“Ireland must speak out on concerns about human rights abuses without fear or favour. We have a responsibility and a duty to use this seat to be a voice for marginalised and oppressed people around the world,” McDonald said.
She added that “work on advancing the recognition of the State of Palestine must be among the key priorities for the upcoming term”.
‘International peace and security’
In its own words, the UN Security Council “has primary responsibility for the maintenance of international peace and security”.
All member states of the United Nations – of which there are 193 – are said to be obliged to comply with the council’s decisions.
It has 15 members and each member has one vote. Five of these have permanent seats on the council – China, France, Russia, the UK and the US. Each of these has the power to veto significant resolutions.
It calls upon parties in a dispute to settle it through peaceful means. In some cases, it can resort to imposing sanctions or authorise the use of force to “maintain or restore international peace and security”.

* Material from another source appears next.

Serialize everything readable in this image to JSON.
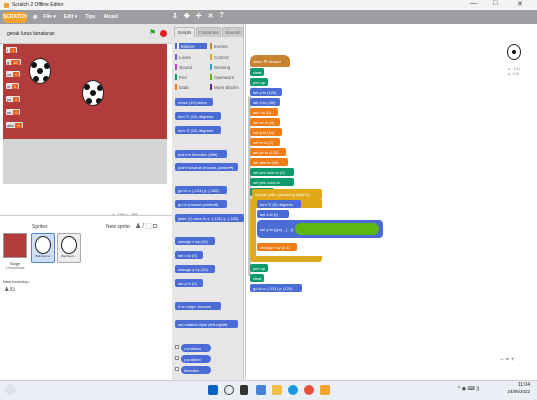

However, tensions between the permanent members can often mean a lack of consensus and it’s understood Ireland hope to use a seat on the council to act independently and advance national interests while supporting sustainable development goals across the developing world.
With reporting by Hayley Halpin and Rónán Duffy